For the entries below, count the lines that contain the word "Dump" and reply with that number only.
DATA RECORDS START
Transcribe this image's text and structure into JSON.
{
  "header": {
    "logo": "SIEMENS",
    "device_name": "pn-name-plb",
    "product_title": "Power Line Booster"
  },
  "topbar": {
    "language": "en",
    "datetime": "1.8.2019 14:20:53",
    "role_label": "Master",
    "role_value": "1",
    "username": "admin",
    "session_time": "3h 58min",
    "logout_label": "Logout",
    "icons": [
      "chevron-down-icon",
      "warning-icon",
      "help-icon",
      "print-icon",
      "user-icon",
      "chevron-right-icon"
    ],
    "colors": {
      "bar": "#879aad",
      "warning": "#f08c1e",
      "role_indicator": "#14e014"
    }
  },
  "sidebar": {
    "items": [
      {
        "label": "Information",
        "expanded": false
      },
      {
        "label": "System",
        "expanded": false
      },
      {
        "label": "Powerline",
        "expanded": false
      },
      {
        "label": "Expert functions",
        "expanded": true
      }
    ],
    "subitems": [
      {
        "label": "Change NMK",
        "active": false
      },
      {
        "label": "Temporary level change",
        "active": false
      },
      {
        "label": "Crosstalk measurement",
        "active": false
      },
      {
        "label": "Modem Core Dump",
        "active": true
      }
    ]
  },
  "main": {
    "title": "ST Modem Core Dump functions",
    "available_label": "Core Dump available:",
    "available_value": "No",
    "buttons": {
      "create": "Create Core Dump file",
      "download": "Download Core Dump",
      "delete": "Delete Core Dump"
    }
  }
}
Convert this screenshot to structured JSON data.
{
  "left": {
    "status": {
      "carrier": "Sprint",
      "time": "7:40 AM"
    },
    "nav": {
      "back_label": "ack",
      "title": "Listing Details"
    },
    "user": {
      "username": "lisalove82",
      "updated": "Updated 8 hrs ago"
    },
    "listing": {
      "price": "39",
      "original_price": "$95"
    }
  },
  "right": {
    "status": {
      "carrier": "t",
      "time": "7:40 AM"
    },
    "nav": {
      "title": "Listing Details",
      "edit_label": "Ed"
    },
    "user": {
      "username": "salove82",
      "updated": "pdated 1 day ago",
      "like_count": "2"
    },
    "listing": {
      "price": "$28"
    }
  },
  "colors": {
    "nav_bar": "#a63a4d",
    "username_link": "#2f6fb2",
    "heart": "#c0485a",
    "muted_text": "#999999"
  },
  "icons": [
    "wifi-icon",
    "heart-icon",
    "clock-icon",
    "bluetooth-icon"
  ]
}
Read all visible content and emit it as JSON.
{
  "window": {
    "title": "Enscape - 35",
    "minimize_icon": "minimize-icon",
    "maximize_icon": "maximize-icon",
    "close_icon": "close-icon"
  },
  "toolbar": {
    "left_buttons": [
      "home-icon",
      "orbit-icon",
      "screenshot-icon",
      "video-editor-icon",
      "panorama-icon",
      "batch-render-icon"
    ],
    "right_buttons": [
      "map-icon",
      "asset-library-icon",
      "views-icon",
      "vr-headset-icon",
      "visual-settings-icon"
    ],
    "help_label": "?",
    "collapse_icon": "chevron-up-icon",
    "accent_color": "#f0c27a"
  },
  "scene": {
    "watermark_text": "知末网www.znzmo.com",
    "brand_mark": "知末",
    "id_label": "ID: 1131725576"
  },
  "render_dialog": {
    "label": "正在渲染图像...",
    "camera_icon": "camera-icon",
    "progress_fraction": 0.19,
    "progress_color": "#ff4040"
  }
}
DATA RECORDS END
— OUTPUT FOR THIS TASK —
6